The deposition was set and notices were mailed. Carolyn received Albert's notice and vice versa. (Carolyn and Albert lived in California at this time.) Carolyn and Albert did not appear for the deposition. The Gormley's moved for summary judgment, which the court granted. The Brockmeiers appeal.
No. 28486-3, BRADLEY JEVONS, APPELLANT V. STATE OF WASHINGTON, v. RESPONDENT
Nature of Case:
Jevons sued the Department for negligence. The trial court granted summary judgment for the Department, ruling that the Department did not owe a duty to Jevons. Specifically, the court found that the Department was not liable as a landowner, that it did not retain control over Wilder's work and was not liable under common law, and that it did not have supervisory authority over Wilder's work sufficient to invoke Washington Industrial Safety and Health Act (WISHA) liability. RCW 49.17. On appeal, Jevons challenges only the trial court's finding that the Department was not liable under common law and WISHA.

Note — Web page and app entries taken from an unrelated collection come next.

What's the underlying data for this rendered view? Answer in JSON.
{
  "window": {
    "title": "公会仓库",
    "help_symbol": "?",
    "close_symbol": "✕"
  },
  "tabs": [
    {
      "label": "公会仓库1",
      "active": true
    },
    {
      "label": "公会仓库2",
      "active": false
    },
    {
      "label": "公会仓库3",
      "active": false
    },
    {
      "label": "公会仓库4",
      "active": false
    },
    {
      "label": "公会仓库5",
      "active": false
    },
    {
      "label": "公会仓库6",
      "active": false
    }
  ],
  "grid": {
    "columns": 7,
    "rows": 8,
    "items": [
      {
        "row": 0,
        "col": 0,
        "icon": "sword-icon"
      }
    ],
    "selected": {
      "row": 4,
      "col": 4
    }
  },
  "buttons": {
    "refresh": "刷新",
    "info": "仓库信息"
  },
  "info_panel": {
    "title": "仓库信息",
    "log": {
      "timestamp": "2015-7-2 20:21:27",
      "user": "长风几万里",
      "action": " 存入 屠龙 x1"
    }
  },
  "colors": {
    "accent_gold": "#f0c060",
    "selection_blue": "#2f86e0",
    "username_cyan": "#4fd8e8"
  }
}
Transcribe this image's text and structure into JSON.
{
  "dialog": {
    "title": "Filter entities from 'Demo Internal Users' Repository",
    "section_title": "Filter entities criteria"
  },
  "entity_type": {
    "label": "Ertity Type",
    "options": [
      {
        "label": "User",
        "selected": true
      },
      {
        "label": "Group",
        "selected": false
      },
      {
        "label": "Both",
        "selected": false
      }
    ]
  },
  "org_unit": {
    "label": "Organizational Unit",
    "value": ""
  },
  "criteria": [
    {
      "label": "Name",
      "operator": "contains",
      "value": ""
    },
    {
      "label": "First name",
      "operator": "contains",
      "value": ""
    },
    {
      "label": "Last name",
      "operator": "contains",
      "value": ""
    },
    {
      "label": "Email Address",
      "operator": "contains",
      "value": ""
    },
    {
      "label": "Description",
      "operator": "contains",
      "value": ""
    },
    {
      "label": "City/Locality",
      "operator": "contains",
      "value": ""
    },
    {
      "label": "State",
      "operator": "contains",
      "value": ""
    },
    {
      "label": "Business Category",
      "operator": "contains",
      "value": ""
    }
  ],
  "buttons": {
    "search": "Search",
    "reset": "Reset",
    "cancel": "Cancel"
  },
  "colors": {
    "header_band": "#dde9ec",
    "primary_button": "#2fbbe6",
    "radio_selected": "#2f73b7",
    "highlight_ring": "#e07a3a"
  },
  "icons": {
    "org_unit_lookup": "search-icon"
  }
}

In accordance with Title 17 U.S.C. Section 107, any copyrighted work in this message is distributed under fair use without profit or payment for non-profit research and educational purposes only. [Ref. http://www.law.cornell.edu/uscode/17/107.shtml]